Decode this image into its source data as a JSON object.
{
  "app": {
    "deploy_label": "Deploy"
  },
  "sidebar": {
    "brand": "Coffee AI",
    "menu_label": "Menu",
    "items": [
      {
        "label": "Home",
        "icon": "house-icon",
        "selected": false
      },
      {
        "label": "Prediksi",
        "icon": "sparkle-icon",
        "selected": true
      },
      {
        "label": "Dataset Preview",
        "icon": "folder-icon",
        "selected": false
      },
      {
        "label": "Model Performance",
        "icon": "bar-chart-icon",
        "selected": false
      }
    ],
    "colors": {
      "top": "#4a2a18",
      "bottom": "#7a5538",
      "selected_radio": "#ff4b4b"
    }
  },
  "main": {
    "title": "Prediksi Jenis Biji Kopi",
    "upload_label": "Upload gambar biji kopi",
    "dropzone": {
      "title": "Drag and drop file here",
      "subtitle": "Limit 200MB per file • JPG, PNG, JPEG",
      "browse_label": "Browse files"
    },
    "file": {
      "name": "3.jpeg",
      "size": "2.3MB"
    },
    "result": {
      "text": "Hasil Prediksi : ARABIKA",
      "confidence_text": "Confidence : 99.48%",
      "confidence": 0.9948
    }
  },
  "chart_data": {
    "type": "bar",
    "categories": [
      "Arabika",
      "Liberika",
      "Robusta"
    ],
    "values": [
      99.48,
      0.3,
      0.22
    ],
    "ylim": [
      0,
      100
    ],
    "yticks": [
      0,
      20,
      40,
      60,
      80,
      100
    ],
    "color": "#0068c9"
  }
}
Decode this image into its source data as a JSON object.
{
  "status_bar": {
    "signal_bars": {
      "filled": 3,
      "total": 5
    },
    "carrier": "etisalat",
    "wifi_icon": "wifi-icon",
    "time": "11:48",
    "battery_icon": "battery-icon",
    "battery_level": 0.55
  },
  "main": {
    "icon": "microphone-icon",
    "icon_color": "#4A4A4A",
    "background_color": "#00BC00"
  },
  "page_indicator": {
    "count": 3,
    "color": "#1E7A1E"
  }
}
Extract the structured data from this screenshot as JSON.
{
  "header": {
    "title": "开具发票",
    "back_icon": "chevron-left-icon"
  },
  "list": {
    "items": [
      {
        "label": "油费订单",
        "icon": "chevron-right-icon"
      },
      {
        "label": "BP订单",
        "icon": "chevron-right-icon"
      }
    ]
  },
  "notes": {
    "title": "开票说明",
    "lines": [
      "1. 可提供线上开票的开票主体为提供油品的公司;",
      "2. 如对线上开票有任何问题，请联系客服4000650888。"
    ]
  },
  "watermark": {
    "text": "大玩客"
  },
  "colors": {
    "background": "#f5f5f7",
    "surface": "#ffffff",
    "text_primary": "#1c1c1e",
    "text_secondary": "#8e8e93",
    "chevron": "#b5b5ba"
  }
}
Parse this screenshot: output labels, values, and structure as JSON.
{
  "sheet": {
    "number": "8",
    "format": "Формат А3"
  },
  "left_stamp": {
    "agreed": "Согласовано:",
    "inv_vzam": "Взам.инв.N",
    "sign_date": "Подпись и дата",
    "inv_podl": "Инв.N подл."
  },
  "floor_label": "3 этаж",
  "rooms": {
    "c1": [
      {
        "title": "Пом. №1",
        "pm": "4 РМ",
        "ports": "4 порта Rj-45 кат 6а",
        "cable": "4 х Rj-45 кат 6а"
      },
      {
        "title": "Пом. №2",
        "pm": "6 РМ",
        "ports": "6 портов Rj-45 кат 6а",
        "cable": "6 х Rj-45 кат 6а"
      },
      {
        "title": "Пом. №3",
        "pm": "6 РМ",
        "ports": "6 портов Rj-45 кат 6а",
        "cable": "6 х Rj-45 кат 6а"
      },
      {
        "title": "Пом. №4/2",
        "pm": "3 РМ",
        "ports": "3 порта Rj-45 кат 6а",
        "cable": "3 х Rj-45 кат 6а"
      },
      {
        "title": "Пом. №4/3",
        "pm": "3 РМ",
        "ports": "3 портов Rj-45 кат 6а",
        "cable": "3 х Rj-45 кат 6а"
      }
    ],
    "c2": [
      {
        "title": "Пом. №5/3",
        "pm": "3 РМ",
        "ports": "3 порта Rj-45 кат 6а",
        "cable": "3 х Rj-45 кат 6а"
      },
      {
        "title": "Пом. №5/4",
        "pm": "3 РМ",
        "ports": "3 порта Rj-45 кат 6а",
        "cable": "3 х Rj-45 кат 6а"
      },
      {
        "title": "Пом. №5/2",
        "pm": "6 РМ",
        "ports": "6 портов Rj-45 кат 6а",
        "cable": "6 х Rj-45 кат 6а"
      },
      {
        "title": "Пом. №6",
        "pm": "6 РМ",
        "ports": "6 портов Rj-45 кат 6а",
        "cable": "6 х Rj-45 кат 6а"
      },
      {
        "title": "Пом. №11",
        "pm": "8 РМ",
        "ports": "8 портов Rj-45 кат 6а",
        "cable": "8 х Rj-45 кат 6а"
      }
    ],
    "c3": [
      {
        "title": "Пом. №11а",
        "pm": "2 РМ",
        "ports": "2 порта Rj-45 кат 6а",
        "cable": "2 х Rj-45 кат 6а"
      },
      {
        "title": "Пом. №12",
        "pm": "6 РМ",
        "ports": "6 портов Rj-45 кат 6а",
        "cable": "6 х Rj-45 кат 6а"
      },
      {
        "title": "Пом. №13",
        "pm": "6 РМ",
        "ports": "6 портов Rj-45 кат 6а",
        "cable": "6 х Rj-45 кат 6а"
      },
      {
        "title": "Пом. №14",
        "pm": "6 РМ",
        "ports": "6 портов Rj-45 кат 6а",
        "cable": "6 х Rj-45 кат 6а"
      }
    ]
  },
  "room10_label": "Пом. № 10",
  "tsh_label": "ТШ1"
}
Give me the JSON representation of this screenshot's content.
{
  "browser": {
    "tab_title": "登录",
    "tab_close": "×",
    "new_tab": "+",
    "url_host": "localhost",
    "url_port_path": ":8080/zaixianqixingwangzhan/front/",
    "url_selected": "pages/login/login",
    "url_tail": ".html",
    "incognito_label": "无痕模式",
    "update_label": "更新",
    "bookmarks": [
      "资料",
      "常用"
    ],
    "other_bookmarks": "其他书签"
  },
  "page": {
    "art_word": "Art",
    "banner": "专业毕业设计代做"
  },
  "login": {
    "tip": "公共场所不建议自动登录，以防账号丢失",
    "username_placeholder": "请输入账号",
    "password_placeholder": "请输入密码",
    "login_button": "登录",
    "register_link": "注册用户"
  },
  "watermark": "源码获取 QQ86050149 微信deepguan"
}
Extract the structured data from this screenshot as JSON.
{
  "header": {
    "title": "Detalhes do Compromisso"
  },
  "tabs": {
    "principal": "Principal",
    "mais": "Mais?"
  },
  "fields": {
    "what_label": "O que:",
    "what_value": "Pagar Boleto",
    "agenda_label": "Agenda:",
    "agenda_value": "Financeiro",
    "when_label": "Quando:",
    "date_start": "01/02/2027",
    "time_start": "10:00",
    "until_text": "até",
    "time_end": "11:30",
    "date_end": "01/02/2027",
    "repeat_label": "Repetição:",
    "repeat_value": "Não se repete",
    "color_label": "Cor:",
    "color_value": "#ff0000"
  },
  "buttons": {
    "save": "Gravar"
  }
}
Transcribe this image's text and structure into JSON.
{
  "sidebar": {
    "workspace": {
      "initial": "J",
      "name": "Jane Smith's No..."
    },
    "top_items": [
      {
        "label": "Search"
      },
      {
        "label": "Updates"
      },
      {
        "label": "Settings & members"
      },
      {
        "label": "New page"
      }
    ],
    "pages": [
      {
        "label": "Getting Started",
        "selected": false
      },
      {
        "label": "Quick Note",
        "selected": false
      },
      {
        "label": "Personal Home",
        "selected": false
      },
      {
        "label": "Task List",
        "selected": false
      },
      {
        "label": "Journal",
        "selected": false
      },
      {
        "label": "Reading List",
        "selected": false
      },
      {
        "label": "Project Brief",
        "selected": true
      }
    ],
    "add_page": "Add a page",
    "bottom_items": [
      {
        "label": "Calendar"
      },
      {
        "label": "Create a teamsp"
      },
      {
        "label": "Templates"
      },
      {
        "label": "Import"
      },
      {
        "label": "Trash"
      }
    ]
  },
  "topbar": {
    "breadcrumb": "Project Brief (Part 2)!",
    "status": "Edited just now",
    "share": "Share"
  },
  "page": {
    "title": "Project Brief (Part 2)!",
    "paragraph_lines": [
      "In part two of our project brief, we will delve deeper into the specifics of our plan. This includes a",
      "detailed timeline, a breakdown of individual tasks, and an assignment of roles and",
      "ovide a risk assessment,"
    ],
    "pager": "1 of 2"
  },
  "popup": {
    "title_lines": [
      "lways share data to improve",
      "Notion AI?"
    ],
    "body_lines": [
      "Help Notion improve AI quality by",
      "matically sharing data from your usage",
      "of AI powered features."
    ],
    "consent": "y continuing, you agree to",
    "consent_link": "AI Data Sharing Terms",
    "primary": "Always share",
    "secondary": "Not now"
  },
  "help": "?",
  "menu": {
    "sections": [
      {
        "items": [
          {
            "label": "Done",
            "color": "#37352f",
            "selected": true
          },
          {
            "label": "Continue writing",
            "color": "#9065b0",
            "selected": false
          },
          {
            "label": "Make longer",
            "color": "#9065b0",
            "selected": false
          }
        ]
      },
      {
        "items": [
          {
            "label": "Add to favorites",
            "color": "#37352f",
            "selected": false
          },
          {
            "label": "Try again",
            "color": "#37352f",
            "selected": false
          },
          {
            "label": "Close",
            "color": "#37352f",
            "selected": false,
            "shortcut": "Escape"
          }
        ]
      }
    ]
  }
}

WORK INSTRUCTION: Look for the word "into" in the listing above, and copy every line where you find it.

SOLUTION TO THIS EXERCISE:
Decode this image into its source data as a JSON object.
Decode this image into its source data as a JSON object.
Transcribe this image's text and structure into JSON.
      "In part two of our project brief, we will delve deeper into the specifics of our plan. This includes a",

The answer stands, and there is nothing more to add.